Try it –
State how many lines of the records below contain the word "category", giving the number and nothing else.

Provided data Block Start

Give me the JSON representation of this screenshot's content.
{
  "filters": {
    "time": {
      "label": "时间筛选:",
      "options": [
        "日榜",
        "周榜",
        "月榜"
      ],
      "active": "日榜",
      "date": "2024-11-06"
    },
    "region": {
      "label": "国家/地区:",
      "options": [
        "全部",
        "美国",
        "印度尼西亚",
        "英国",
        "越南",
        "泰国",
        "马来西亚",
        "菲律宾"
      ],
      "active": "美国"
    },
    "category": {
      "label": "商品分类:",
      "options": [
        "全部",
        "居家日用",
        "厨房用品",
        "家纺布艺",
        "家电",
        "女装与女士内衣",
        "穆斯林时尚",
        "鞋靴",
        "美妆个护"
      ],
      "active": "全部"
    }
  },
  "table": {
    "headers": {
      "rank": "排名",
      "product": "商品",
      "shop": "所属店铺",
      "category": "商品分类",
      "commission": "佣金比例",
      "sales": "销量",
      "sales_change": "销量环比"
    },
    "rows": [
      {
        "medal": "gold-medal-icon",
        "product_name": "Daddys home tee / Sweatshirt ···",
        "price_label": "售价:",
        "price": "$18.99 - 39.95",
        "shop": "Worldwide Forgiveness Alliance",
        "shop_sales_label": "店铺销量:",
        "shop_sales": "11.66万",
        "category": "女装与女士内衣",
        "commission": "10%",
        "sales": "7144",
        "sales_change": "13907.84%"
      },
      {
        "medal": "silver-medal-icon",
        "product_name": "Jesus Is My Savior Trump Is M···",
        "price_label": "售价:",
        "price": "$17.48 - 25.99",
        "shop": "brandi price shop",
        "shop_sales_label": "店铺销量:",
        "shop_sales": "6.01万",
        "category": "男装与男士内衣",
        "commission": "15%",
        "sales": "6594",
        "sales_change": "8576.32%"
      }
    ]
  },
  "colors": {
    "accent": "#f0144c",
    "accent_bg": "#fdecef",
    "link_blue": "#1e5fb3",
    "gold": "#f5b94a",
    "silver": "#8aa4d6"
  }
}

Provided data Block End

Solved problem –
4